(Many readers may not realize that this blog started off nearly 10 years ago as basically a travel and food blog for two twenty-somethings spending a year in Southeast Asia. This post is written in that earlier mode.)
Tiong Bahru is one of Singapore’s older neighborhoods. It’s also right in the middle of the gentrification process, which means something rather more extreme than it does in the US: highrise luxury apartments towering over more modest HDB housing. For the time being, though, Tiong Bahru retains its old-style character, and nothing captures it better than Tiong Bahru Market (which is, ironically, not that old).
This past Tuesday was a public holiday (Vesak Day), so I met an old college friend and her family at the Tiong Bahru Market for brunch. This is what many in Singapore call a “hawker center,” a centralized food court where small food vendors can sell inexpensive food under safe, regulated conditions (in true Singapore fashion).
It also has a nice regular market downstairs.
The produce looked particularly enticing, and had me wondering if I could find a proper kitchen to try things out before I left.
I’m a sucker for duck, so I found a semi-crowded vendor and got a big order of duck noodles.

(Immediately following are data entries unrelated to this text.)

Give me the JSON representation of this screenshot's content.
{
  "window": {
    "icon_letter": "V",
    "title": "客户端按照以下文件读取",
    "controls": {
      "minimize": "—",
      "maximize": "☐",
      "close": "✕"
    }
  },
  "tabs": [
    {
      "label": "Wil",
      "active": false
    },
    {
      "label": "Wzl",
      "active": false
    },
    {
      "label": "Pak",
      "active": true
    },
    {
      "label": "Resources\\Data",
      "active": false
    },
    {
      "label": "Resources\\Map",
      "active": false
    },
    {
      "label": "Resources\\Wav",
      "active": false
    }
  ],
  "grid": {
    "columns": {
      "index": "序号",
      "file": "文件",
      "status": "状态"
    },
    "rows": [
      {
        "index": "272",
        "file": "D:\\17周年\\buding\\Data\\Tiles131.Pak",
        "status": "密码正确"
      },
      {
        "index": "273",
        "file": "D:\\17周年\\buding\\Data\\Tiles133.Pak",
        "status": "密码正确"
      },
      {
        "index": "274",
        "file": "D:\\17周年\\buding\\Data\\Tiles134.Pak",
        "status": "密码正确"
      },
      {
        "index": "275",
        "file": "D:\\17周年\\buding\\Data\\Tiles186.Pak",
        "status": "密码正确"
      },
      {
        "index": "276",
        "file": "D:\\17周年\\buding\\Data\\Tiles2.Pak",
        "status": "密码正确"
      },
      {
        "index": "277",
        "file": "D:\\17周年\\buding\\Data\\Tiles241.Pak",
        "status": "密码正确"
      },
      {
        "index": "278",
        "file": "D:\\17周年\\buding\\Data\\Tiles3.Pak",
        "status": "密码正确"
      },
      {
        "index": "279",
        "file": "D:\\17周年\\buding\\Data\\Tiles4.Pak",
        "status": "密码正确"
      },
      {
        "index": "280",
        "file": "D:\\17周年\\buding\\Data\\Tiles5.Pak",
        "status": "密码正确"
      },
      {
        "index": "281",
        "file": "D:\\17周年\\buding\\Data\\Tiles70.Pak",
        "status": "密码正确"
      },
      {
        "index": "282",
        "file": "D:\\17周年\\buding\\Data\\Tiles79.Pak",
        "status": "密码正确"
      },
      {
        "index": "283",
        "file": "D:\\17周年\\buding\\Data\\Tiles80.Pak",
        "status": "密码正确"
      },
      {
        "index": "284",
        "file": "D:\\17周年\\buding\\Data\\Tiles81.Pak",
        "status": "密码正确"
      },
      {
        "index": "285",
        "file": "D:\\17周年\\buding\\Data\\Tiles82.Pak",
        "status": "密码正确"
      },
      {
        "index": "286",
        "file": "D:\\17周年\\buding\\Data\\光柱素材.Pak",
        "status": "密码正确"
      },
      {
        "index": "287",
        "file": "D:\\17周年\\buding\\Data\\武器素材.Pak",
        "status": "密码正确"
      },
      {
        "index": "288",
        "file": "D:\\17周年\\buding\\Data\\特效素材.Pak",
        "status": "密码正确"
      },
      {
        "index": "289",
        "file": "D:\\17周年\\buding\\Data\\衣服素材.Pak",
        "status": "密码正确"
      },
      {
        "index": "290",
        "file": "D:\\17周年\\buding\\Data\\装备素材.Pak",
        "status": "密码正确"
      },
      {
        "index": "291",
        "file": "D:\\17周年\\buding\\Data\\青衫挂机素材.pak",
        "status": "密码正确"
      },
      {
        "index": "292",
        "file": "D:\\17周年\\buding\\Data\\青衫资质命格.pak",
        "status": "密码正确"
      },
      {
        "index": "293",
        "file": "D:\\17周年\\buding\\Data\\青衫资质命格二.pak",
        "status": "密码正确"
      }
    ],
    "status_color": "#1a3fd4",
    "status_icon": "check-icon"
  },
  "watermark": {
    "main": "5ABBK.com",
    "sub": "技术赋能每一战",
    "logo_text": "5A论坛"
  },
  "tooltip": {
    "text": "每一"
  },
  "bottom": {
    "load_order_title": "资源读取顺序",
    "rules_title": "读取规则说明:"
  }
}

Combined with good company and a pleasant almost-three-year-old who insisted on using chopsticks, it made for a great Vesak Day morning.
What you see in this picture are my duck noodles, an oyster omelet, an order of “carrot cake” (which has no carrots and is not a cake—it’s eggs with glutinous rice), and an order of tau fu fa.